• [Exercise aim]: Work through the data below and give the number of lines holding "title", nothing more.

• [Exercise input]:
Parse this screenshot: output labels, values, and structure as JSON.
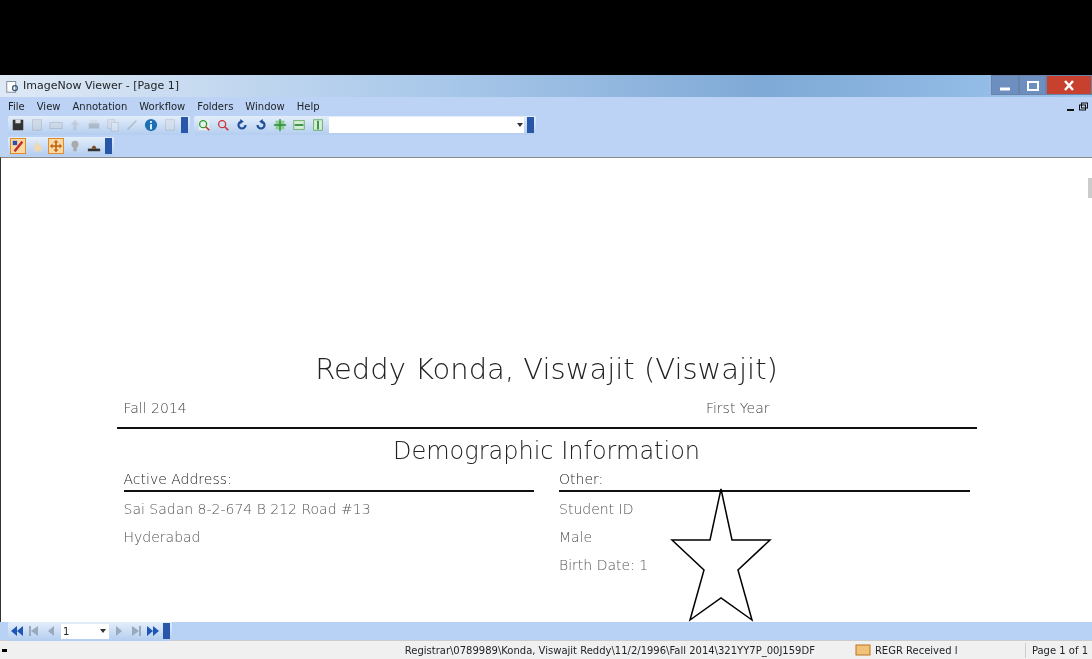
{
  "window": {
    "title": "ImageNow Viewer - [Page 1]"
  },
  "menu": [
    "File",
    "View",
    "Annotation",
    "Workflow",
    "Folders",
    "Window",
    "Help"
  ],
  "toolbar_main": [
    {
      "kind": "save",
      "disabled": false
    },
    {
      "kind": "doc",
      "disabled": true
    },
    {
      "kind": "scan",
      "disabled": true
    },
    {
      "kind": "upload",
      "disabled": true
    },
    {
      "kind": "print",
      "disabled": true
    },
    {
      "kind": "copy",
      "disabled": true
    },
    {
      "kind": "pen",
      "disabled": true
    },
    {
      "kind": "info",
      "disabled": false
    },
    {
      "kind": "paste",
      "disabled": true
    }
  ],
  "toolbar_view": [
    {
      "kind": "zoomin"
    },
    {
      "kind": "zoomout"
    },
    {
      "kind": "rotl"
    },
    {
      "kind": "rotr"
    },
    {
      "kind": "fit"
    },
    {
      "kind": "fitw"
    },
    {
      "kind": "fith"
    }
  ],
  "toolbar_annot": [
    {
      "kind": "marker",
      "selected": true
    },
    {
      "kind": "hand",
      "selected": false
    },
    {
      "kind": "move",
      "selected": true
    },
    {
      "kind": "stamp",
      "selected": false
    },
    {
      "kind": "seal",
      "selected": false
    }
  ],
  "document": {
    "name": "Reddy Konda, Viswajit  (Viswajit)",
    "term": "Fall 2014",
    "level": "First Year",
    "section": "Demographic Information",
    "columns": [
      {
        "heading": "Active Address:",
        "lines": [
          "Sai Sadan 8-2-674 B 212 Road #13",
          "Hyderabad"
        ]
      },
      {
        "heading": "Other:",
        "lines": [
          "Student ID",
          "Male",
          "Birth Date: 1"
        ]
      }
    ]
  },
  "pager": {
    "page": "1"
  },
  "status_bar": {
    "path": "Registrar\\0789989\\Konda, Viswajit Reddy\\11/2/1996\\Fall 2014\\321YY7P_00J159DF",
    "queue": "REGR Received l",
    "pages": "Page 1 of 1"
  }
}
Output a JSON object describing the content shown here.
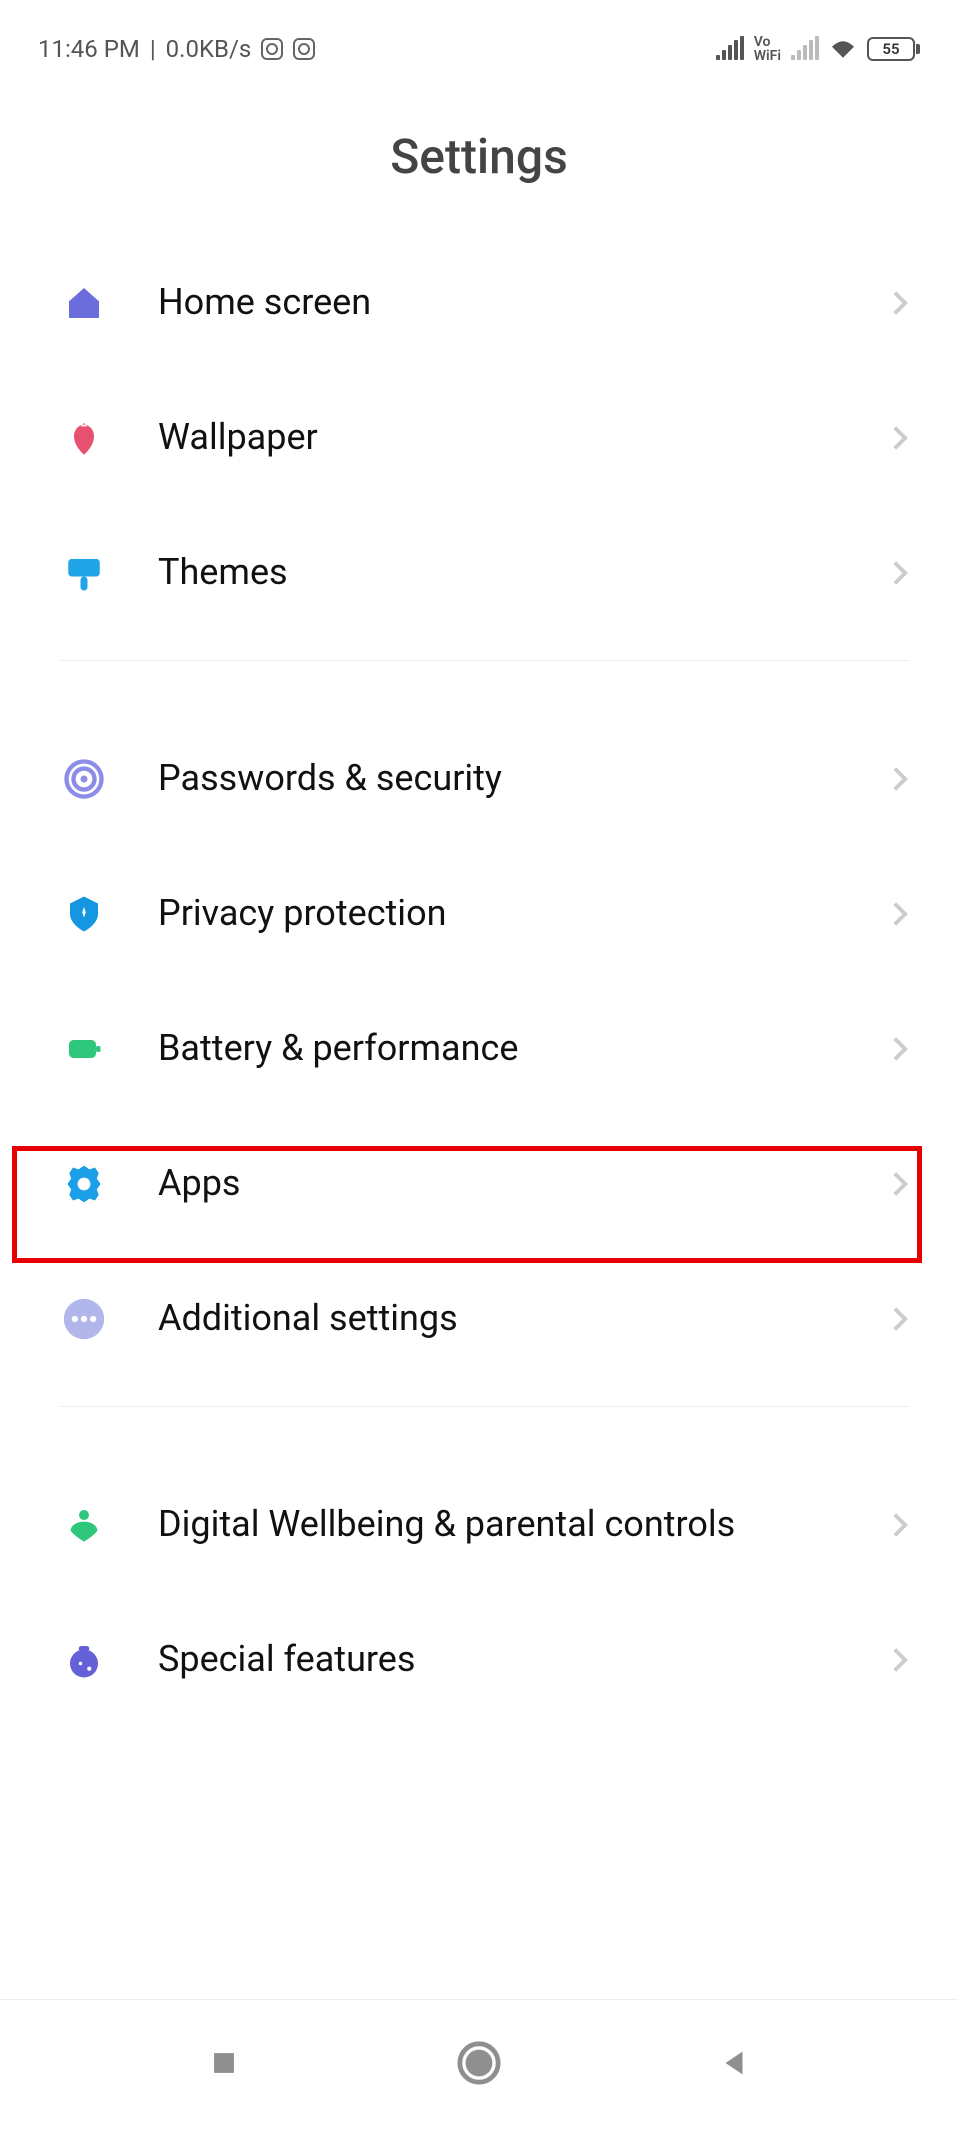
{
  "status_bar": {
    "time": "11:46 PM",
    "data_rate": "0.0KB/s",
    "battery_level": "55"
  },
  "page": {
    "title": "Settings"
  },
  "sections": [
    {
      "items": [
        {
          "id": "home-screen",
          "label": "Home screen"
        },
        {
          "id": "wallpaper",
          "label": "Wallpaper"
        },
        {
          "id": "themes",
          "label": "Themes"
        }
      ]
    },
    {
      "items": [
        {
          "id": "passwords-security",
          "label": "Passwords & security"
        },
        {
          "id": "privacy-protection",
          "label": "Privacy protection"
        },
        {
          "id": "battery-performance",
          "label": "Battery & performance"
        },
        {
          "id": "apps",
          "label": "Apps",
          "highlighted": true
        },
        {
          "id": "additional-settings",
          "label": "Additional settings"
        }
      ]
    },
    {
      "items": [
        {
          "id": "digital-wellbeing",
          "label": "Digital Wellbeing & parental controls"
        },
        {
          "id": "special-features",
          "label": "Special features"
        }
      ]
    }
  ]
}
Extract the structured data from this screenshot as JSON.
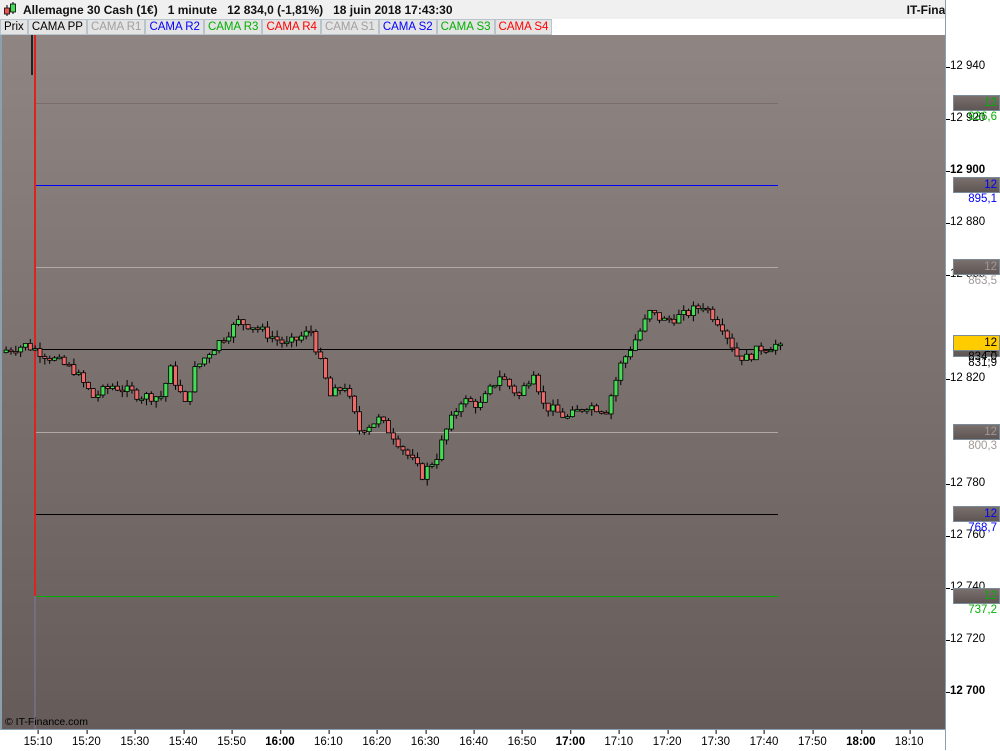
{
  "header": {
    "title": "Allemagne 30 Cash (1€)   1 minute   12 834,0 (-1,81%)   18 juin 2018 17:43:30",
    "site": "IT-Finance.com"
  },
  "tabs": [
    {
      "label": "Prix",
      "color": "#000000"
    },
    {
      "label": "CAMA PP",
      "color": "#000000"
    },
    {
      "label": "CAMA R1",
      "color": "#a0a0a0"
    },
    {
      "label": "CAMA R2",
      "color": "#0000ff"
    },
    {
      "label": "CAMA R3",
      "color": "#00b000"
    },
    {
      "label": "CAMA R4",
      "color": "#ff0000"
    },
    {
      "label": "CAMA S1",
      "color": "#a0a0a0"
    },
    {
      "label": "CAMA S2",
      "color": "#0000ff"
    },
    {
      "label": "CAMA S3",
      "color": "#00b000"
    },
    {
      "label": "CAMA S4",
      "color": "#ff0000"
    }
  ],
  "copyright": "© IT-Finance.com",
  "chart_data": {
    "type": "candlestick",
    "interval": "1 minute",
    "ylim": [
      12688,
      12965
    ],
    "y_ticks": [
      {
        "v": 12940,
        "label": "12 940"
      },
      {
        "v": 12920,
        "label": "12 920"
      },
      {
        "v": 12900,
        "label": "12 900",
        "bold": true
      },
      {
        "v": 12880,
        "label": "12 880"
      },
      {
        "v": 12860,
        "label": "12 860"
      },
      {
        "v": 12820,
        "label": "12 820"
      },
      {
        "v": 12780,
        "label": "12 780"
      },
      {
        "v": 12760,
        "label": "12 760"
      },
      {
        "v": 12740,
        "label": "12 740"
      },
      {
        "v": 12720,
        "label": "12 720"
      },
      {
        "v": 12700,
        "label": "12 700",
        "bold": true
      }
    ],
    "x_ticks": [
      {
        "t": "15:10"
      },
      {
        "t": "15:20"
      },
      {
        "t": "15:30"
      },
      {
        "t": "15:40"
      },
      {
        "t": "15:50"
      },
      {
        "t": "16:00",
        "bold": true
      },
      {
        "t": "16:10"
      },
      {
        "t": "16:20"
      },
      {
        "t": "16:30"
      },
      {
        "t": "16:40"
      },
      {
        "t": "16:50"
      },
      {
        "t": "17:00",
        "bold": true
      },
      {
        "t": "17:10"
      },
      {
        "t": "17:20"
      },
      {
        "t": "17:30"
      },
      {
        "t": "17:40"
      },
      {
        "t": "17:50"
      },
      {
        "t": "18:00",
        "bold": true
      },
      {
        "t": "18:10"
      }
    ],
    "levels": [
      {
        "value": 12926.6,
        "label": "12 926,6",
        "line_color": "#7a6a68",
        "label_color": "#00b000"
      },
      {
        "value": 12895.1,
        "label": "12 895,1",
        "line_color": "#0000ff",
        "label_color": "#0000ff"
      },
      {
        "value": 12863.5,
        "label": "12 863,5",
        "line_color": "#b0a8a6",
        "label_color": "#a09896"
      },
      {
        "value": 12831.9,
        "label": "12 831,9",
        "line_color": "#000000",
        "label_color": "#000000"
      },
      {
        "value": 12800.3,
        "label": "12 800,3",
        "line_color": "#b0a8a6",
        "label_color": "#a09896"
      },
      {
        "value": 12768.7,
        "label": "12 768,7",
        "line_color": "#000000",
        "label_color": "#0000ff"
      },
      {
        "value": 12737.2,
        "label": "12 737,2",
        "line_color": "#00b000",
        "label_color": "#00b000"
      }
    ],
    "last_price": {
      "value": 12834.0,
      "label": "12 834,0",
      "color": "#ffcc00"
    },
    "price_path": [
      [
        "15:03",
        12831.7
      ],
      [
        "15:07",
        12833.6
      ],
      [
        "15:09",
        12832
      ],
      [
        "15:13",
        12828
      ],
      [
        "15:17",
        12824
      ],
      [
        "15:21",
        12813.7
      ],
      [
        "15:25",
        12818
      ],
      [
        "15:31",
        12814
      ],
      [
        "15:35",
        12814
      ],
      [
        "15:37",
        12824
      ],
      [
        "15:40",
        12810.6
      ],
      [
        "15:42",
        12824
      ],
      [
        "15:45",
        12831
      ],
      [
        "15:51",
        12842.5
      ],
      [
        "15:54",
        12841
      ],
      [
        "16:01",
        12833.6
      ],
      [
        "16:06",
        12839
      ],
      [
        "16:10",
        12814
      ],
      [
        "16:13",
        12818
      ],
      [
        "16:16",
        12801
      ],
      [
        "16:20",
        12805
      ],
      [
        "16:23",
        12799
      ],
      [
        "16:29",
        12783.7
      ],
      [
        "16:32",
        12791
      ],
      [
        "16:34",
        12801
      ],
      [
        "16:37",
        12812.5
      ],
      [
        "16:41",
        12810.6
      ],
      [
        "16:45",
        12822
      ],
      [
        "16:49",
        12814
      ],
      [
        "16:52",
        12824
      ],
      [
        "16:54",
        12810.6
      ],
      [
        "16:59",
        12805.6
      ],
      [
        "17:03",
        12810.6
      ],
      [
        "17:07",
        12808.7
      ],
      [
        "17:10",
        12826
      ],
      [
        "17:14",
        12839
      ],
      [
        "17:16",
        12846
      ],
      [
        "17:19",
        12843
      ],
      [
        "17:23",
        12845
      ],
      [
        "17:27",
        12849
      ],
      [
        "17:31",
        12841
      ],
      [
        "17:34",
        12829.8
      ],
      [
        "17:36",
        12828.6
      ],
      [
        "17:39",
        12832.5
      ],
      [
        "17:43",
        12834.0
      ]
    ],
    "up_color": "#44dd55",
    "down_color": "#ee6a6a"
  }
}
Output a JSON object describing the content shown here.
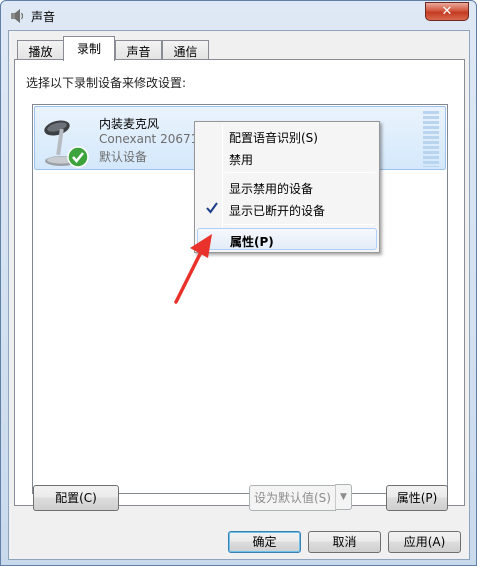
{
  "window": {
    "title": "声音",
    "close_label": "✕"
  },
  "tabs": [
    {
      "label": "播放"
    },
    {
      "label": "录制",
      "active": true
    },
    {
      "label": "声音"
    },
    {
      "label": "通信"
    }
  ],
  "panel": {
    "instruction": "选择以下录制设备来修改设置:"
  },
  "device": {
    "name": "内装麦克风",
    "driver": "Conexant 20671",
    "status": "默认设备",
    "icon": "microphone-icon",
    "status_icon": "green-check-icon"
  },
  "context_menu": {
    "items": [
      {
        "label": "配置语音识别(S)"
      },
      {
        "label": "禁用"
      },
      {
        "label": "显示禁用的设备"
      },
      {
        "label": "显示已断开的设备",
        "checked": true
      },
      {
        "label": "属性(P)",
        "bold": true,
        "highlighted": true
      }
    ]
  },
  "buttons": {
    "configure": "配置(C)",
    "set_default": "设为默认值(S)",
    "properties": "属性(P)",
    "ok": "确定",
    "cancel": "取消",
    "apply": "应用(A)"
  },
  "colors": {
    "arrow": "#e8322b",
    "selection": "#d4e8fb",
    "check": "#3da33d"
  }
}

• [Written answer]: 4